BEGIN Data to use

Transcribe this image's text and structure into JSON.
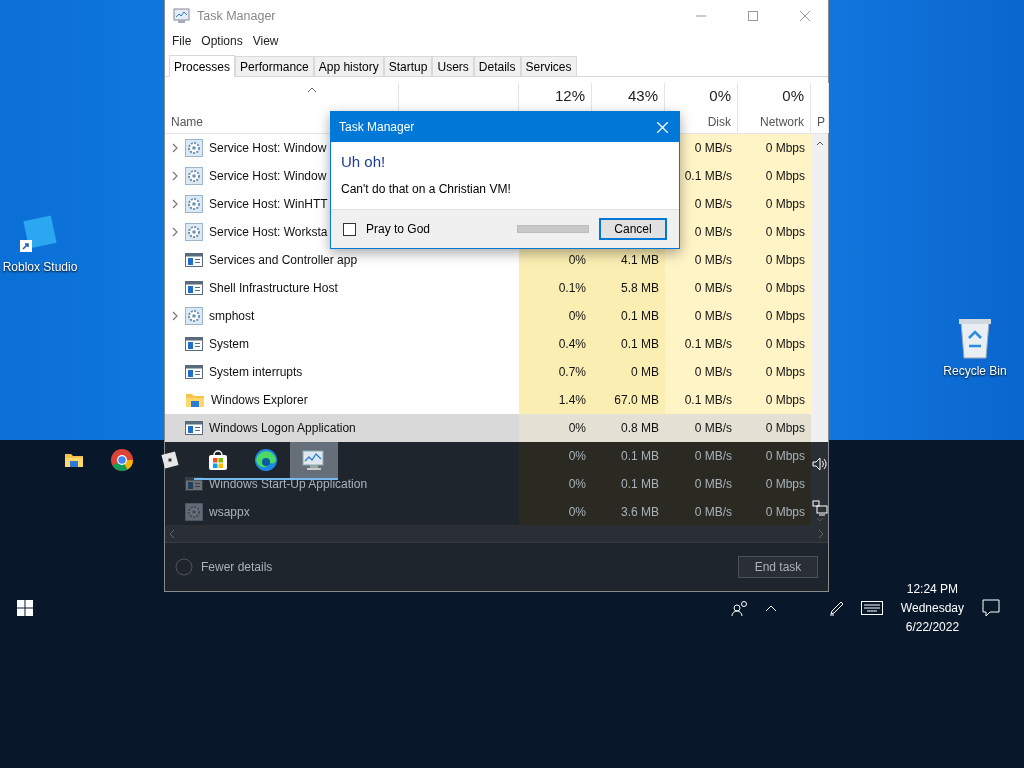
{
  "desktop_icons": [
    {
      "label": "Roblox Studio",
      "kind": "roblox-studio"
    },
    {
      "label": "Recycle Bin",
      "kind": "recycle-bin"
    }
  ],
  "task_manager": {
    "title": "Task Manager",
    "menu": [
      "File",
      "Options",
      "View"
    ],
    "tabs": [
      {
        "label": "Processes",
        "selected": true
      },
      {
        "label": "Performance",
        "selected": false
      },
      {
        "label": "App history",
        "selected": false
      },
      {
        "label": "Startup",
        "selected": false
      },
      {
        "label": "Users",
        "selected": false
      },
      {
        "label": "Details",
        "selected": false
      },
      {
        "label": "Services",
        "selected": false
      }
    ],
    "columns": [
      {
        "label": "Name"
      },
      {
        "percent": "12%"
      },
      {
        "percent": "43%"
      },
      {
        "percent": "0%",
        "label": "Disk"
      },
      {
        "percent": "0%",
        "label": "Network"
      },
      {
        "label": "P"
      }
    ],
    "rows": [
      {
        "name": "Service Host: Window",
        "kind": "service",
        "expandable": true,
        "selected": false,
        "disk": "0 MB/s",
        "network": "0 Mbps"
      },
      {
        "name": "Service Host: Window",
        "kind": "service",
        "expandable": true,
        "selected": false,
        "disk": "0.1 MB/s",
        "network": "0 Mbps"
      },
      {
        "name": "Service Host: WinHTT",
        "kind": "service",
        "expandable": true,
        "selected": false,
        "disk": "0 MB/s",
        "network": "0 Mbps"
      },
      {
        "name": "Service Host: Worksta",
        "kind": "service",
        "expandable": true,
        "selected": false,
        "disk": "0 MB/s",
        "network": "0 Mbps"
      },
      {
        "name": "Services and Controller app",
        "kind": "app",
        "expandable": false,
        "selected": false,
        "cpu": "0%",
        "memory": "4.1 MB",
        "disk": "0 MB/s",
        "network": "0 Mbps"
      },
      {
        "name": "Shell Infrastructure Host",
        "kind": "app",
        "expandable": false,
        "selected": false,
        "cpu": "0.1%",
        "memory": "5.8 MB",
        "disk": "0 MB/s",
        "network": "0 Mbps"
      },
      {
        "name": "smphost",
        "kind": "service",
        "expandable": true,
        "selected": false,
        "cpu": "0%",
        "memory": "0.1 MB",
        "disk": "0 MB/s",
        "network": "0 Mbps"
      },
      {
        "name": "System",
        "kind": "app",
        "expandable": false,
        "selected": false,
        "cpu": "0.4%",
        "memory": "0.1 MB",
        "disk": "0.1 MB/s",
        "network": "0 Mbps"
      },
      {
        "name": "System interrupts",
        "kind": "app",
        "expandable": false,
        "selected": false,
        "cpu": "0.7%",
        "memory": "0 MB",
        "disk": "0 MB/s",
        "network": "0 Mbps"
      },
      {
        "name": "Windows Explorer",
        "kind": "folder",
        "expandable": false,
        "selected": false,
        "cpu": "1.4%",
        "memory": "67.0 MB",
        "disk": "0.1 MB/s",
        "network": "0 Mbps"
      },
      {
        "name": "Windows Logon Application",
        "kind": "app",
        "expandable": false,
        "selected": true,
        "cpu": "0%",
        "memory": "0.8 MB",
        "disk": "0 MB/s",
        "network": "0 Mbps"
      },
      {
        "expandable": false,
        "selected": false,
        "cpu": "0%",
        "memory": "0.1 MB",
        "disk": "0 MB/s",
        "network": "0 Mbps"
      },
      {
        "name": "Windows Start-Up Application",
        "kind": "app",
        "expandable": false,
        "selected": false,
        "cpu": "0%",
        "memory": "0.1 MB",
        "disk": "0 MB/s",
        "network": "0 Mbps"
      },
      {
        "name": "wsappx",
        "kind": "service",
        "expandable": false,
        "selected": false,
        "cpu": "0%",
        "memory": "3.6 MB",
        "disk": "0 MB/s",
        "network": "0 Mbps"
      }
    ],
    "fewer_details": "Fewer details",
    "end_task": "End task"
  },
  "dialog": {
    "title": "Task Manager",
    "heading": "Uh oh!",
    "message": "Can't do that on a Christian VM!",
    "checkbox": {
      "label": "Pray to God",
      "checked": false
    },
    "progress": {
      "level": 0
    },
    "button": "Cancel"
  },
  "taskbar": {
    "apps": [
      {
        "kind": "folder",
        "running": false,
        "selected": false
      },
      {
        "kind": "chrome",
        "running": false,
        "selected": false
      },
      {
        "kind": "roblox",
        "running": false,
        "selected": false
      },
      {
        "kind": "store",
        "running": true,
        "selected": false
      },
      {
        "kind": "edge",
        "running": true,
        "selected": false
      },
      {
        "kind": "monitor",
        "running": true,
        "selected": true
      }
    ],
    "clock": {
      "time": "12:24 PM",
      "day": "Wednesday",
      "date": "6/22/2022"
    }
  }
}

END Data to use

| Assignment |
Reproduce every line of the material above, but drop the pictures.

| Written response |
Transcribe this image's text and structure into JSON.
{
  "desktop_icons": [
    {
      "label": "Roblox Studio",
      "kind": "roblox-studio"
    },
    {
      "label": "Recycle Bin",
      "kind": "recycle-bin"
    }
  ],
  "task_manager": {
    "title": "Task Manager",
    "menu": [
      "File",
      "Options",
      "View"
    ],
    "tabs": [
      {
        "label": "Processes",
        "selected": true
      },
      {
        "label": "Performance",
        "selected": false
      },
      {
        "label": "App history",
        "selected": false
      },
      {
        "label": "Startup",
        "selected": false
      },
      {
        "label": "Users",
        "selected": false
      },
      {
        "label": "Details",
        "selected": false
      },
      {
        "label": "Services",
        "selected": false
      }
    ],
    "columns": [
      {
        "label": "Name"
      },
      {
        "percent": "12%"
      },
      {
        "percent": "43%"
      },
      {
        "percent": "0%",
        "label": "Disk"
      },
      {
        "percent": "0%",
        "label": "Network"
      },
      {
        "label": "P"
      }
    ],
    "rows": [
      {
        "name": "Service Host: Window",
        "kind": "service",
        "expandable": true,
        "selected": false,
        "disk": "0 MB/s",
        "network": "0 Mbps"
      },
      {
        "name": "Service Host: Window",
        "kind": "service",
        "expandable": true,
        "selected": false,
        "disk": "0.1 MB/s",
        "network": "0 Mbps"
      },
      {
        "name": "Service Host: WinHTT",
        "kind": "service",
        "expandable": true,
        "selected": false,
        "disk": "0 MB/s",
        "network": "0 Mbps"
      },
      {
        "name": "Service Host: Worksta",
        "kind": "service",
        "expandable": true,
        "selected": false,
        "disk": "0 MB/s",
        "network": "0 Mbps"
      },
      {
        "name": "Services and Controller app",
        "kind": "app",
        "expandable": false,
        "selected": false,
        "cpu": "0%",
        "memory": "4.1 MB",
        "disk": "0 MB/s",
        "network": "0 Mbps"
      },
      {
        "name": "Shell Infrastructure Host",
        "kind": "app",
        "expandable": false,
        "selected": false,
        "cpu": "0.1%",
        "memory": "5.8 MB",
        "disk": "0 MB/s",
        "network": "0 Mbps"
      },
      {
        "name": "smphost",
        "kind": "service",
        "expandable": true,
        "selected": false,
        "cpu": "0%",
        "memory": "0.1 MB",
        "disk": "0 MB/s",
        "network": "0 Mbps"
      },
      {
        "name": "System",
        "kind": "app",
        "expandable": false,
        "selected": false,
        "cpu": "0.4%",
        "memory": "0.1 MB",
        "disk": "0.1 MB/s",
        "network": "0 Mbps"
      },
      {
        "name": "System interrupts",
        "kind": "app",
        "expandable": false,
        "selected": false,
        "cpu": "0.7%",
        "memory": "0 MB",
        "disk": "0 MB/s",
        "network": "0 Mbps"
      },
      {
        "name": "Windows Explorer",
        "kind": "folder",
        "expandable": false,
        "selected": false,
        "cpu": "1.4%",
        "memory": "67.0 MB",
        "disk": "0.1 MB/s",
        "network": "0 Mbps"
      },
      {
        "name": "Windows Logon Application",
        "kind": "app",
        "expandable": false,
        "selected": true,
        "cpu": "0%",
        "memory": "0.8 MB",
        "disk": "0 MB/s",
        "network": "0 Mbps"
      },
      {
        "expandable": false,
        "selected": false,
        "cpu": "0%",
        "memory": "0.1 MB",
        "disk": "0 MB/s",
        "network": "0 Mbps"
      },
      {
        "name": "Windows Start-Up Application",
        "kind": "app",
        "expandable": false,
        "selected": false,
        "cpu": "0%",
        "memory": "0.1 MB",
        "disk": "0 MB/s",
        "network": "0 Mbps"
      },
      {
        "name": "wsappx",
        "kind": "service",
        "expandable": false,
        "selected": false,
        "cpu": "0%",
        "memory": "3.6 MB",
        "disk": "0 MB/s",
        "network": "0 Mbps"
      }
    ],
    "fewer_details": "Fewer details",
    "end_task": "End task"
  },
  "dialog": {
    "title": "Task Manager",
    "heading": "Uh oh!",
    "message": "Can't do that on a Christian VM!",
    "checkbox": {
      "label": "Pray to God",
      "checked": false
    },
    "progress": {
      "level": 0
    },
    "button": "Cancel"
  },
  "taskbar": {
    "apps": [
      {
        "kind": "folder",
        "running": false,
        "selected": false
      },
      {
        "kind": "chrome",
        "running": false,
        "selected": false
      },
      {
        "kind": "roblox",
        "running": false,
        "selected": false
      },
      {
        "kind": "store",
        "running": true,
        "selected": false
      },
      {
        "kind": "edge",
        "running": true,
        "selected": false
      },
      {
        "kind": "monitor",
        "running": true,
        "selected": true
      }
    ],
    "clock": {
      "time": "12:24 PM",
      "day": "Wednesday",
      "date": "6/22/2022"
    }
  }
}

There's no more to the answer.